_Material for the task_.
--- --- ---
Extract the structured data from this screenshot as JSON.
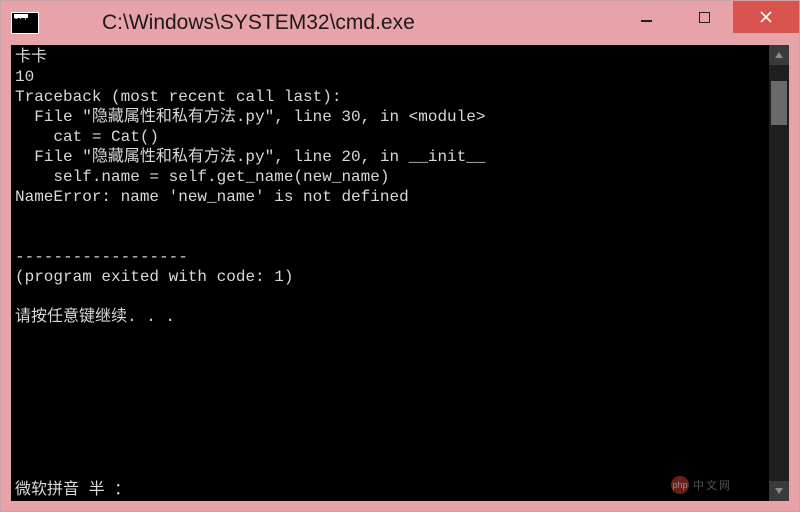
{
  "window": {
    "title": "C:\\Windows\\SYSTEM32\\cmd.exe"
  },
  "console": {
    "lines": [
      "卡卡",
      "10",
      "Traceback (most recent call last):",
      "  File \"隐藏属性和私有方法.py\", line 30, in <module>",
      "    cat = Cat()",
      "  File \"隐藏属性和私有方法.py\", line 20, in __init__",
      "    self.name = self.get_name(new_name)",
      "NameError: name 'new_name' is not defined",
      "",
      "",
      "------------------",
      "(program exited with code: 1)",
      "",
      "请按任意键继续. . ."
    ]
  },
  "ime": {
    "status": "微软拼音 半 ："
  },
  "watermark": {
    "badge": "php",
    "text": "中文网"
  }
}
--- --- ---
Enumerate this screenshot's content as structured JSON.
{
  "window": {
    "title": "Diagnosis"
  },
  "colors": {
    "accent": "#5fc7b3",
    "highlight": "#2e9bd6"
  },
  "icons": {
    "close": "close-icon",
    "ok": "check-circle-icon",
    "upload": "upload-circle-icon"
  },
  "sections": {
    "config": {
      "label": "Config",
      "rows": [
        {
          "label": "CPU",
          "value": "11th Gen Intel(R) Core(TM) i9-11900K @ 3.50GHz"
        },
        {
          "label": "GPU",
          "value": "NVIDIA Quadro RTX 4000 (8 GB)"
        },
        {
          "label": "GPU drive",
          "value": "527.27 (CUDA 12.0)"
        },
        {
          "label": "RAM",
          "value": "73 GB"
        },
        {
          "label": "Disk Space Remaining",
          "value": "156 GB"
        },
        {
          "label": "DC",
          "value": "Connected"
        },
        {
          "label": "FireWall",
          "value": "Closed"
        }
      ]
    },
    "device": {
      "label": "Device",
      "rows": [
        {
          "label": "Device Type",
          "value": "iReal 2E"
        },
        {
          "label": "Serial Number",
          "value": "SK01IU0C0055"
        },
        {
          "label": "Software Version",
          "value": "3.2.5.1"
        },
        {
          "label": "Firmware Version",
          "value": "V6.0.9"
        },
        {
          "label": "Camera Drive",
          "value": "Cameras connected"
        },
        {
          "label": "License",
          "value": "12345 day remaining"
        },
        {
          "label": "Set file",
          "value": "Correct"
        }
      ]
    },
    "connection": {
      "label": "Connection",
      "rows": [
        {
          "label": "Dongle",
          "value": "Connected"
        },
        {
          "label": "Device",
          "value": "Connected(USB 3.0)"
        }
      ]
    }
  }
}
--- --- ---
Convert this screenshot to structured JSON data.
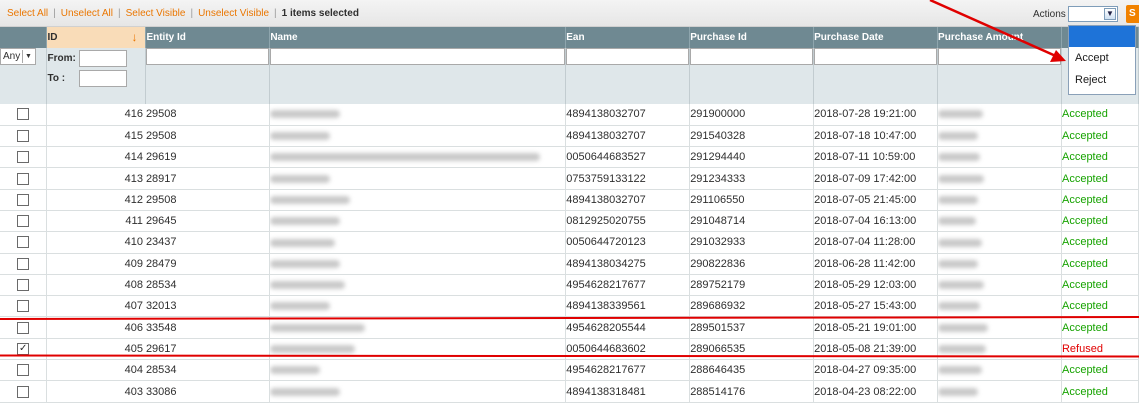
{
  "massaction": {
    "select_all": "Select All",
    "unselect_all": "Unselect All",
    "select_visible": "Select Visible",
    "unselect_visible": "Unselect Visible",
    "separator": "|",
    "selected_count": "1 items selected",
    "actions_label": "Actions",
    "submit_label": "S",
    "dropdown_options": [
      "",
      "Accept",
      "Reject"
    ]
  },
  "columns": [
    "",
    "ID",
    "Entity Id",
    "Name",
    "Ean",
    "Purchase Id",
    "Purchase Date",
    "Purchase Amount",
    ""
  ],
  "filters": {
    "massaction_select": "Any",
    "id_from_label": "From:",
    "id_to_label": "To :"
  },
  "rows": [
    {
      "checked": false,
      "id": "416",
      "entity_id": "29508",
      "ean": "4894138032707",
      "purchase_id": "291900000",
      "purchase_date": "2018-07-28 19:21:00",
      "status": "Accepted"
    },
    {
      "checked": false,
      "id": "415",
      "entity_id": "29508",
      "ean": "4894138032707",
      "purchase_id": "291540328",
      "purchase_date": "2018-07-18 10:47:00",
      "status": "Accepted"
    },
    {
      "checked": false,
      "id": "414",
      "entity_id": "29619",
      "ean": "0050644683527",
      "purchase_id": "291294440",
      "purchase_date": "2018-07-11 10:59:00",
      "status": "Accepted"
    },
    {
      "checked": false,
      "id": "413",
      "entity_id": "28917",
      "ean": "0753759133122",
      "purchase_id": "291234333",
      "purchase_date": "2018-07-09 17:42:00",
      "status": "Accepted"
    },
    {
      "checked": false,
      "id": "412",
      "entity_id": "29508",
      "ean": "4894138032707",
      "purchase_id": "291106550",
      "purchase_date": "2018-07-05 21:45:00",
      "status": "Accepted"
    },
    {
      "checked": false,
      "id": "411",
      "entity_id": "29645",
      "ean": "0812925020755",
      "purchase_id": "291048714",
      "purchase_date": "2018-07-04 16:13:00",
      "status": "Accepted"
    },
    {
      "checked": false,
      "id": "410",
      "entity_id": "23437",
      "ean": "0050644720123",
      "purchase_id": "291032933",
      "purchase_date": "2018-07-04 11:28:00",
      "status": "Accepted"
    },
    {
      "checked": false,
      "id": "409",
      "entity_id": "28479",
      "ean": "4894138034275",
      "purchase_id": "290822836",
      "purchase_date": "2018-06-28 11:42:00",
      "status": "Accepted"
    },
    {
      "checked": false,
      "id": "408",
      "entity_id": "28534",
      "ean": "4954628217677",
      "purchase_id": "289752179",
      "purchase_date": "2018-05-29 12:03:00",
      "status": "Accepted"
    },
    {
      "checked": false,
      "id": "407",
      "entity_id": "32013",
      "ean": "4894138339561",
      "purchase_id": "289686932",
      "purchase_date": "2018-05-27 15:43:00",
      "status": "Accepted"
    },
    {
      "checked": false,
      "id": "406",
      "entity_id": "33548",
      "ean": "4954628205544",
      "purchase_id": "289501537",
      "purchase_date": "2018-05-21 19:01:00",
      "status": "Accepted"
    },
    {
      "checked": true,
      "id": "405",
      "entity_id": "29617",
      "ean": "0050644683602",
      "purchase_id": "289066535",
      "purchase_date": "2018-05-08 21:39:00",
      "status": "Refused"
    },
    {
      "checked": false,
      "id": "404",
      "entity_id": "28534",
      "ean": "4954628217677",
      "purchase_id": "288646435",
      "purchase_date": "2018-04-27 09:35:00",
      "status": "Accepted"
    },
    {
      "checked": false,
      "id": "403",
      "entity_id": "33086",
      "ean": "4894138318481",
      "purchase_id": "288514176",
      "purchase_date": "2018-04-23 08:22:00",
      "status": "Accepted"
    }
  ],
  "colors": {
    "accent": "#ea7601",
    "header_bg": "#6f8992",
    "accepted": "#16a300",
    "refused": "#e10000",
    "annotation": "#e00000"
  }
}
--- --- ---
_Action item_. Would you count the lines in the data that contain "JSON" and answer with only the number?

_Answer for this exercise_. 3